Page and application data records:

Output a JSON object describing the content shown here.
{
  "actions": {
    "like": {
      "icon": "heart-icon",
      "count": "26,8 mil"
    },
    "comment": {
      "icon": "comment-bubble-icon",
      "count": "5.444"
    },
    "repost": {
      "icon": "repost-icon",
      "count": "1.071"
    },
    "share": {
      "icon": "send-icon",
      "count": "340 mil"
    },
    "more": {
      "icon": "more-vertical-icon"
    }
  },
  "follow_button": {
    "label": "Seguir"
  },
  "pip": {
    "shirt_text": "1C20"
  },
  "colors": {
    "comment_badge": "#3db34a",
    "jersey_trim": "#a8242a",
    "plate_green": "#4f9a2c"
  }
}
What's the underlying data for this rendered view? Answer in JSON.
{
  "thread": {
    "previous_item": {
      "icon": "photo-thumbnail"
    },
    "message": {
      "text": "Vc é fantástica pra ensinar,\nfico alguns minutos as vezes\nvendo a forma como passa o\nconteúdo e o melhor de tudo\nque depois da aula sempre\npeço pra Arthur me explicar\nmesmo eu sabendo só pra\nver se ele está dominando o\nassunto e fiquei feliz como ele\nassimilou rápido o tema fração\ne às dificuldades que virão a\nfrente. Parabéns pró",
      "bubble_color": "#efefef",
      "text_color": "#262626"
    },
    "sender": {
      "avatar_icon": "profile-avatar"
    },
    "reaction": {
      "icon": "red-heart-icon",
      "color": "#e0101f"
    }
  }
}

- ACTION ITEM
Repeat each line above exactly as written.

- RESULT FOR THIS EXERCISE
Output a JSON object describing the content shown here.
{
  "actions": {
    "like": {
      "icon": "heart-icon",
      "count": "26,8 mil"
    },
    "comment": {
      "icon": "comment-bubble-icon",
      "count": "5.444"
    },
    "repost": {
      "icon": "repost-icon",
      "count": "1.071"
    },
    "share": {
      "icon": "send-icon",
      "count": "340 mil"
    },
    "more": {
      "icon": "more-vertical-icon"
    }
  },
  "follow_button": {
    "label": "Seguir"
  },
  "pip": {
    "shirt_text": "1C20"
  },
  "colors": {
    "comment_badge": "#3db34a",
    "jersey_trim": "#a8242a",
    "plate_green": "#4f9a2c"
  }
}
What's the underlying data for this rendered view? Answer in JSON.
{
  "thread": {
    "previous_item": {
      "icon": "photo-thumbnail"
    },
    "message": {
      "text": "Vc é fantástica pra ensinar,\nfico alguns minutos as vezes\nvendo a forma como passa o\nconteúdo e o melhor de tudo\nque depois da aula sempre\npeço pra Arthur me explicar\nmesmo eu sabendo só pra\nver se ele está dominando o\nassunto e fiquei feliz como ele\nassimilou rápido o tema fração\ne às dificuldades que virão a\nfrente. Parabéns pró",
      "bubble_color": "#efefef",
      "text_color": "#262626"
    },
    "sender": {
      "avatar_icon": "profile-avatar"
    },
    "reaction": {
      "icon": "red-heart-icon",
      "color": "#e0101f"
    }
  }
}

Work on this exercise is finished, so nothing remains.